#### [Problem statement]
Copy all of the records word for word.

#### [Input material]
§

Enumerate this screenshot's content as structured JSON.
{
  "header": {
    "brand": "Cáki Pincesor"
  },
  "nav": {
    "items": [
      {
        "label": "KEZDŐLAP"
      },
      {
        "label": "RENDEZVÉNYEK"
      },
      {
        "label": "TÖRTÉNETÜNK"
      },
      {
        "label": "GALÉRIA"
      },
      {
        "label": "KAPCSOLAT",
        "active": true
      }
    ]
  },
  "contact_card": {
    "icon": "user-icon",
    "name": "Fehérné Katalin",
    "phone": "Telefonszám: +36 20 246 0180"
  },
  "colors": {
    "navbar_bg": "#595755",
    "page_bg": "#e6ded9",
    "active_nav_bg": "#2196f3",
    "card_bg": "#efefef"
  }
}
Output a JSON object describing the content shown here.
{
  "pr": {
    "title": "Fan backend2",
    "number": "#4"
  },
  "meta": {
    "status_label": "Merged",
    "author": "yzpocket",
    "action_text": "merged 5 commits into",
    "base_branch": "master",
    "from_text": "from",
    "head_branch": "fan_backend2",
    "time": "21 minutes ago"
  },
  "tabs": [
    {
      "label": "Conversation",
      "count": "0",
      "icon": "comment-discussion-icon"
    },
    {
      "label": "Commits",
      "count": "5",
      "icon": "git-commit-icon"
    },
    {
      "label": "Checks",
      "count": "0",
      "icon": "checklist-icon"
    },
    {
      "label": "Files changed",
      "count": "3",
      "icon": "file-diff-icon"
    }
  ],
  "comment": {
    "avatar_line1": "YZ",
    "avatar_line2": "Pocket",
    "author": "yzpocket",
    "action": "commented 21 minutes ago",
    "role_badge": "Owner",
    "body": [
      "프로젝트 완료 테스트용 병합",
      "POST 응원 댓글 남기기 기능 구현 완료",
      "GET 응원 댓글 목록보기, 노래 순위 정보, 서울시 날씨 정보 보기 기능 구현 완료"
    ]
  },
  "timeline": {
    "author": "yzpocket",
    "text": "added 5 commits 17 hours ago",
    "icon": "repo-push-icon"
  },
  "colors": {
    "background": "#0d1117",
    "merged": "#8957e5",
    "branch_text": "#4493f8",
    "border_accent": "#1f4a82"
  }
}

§

#### [Result below]
Enumerate this screenshot's content as structured JSON.
{
  "header": {
    "brand": "Cáki Pincesor"
  },
  "nav": {
    "items": [
      {
        "label": "KEZDŐLAP"
      },
      {
        "label": "RENDEZVÉNYEK"
      },
      {
        "label": "TÖRTÉNETÜNK"
      },
      {
        "label": "GALÉRIA"
      },
      {
        "label": "KAPCSOLAT",
        "active": true
      }
    ]
  },
  "contact_card": {
    "icon": "user-icon",
    "name": "Fehérné Katalin",
    "phone": "Telefonszám: +36 20 246 0180"
  },
  "colors": {
    "navbar_bg": "#595755",
    "page_bg": "#e6ded9",
    "active_nav_bg": "#2196f3",
    "card_bg": "#efefef"
  }
}
Output a JSON object describing the content shown here.
{
  "pr": {
    "title": "Fan backend2",
    "number": "#4"
  },
  "meta": {
    "status_label": "Merged",
    "author": "yzpocket",
    "action_text": "merged 5 commits into",
    "base_branch": "master",
    "from_text": "from",
    "head_branch": "fan_backend2",
    "time": "21 minutes ago"
  },
  "tabs": [
    {
      "label": "Conversation",
      "count": "0",
      "icon": "comment-discussion-icon"
    },
    {
      "label": "Commits",
      "count": "5",
      "icon": "git-commit-icon"
    },
    {
      "label": "Checks",
      "count": "0",
      "icon": "checklist-icon"
    },
    {
      "label": "Files changed",
      "count": "3",
      "icon": "file-diff-icon"
    }
  ],
  "comment": {
    "avatar_line1": "YZ",
    "avatar_line2": "Pocket",
    "author": "yzpocket",
    "action": "commented 21 minutes ago",
    "role_badge": "Owner",
    "body": [
      "프로젝트 완료 테스트용 병합",
      "POST 응원 댓글 남기기 기능 구현 완료",
      "GET 응원 댓글 목록보기, 노래 순위 정보, 서울시 날씨 정보 보기 기능 구현 완료"
    ]
  },
  "timeline": {
    "author": "yzpocket",
    "text": "added 5 commits 17 hours ago",
    "icon": "repo-push-icon"
  },
  "colors": {
    "background": "#0d1117",
    "merged": "#8957e5",
    "branch_text": "#4493f8",
    "border_accent": "#1f4a82"
  }
}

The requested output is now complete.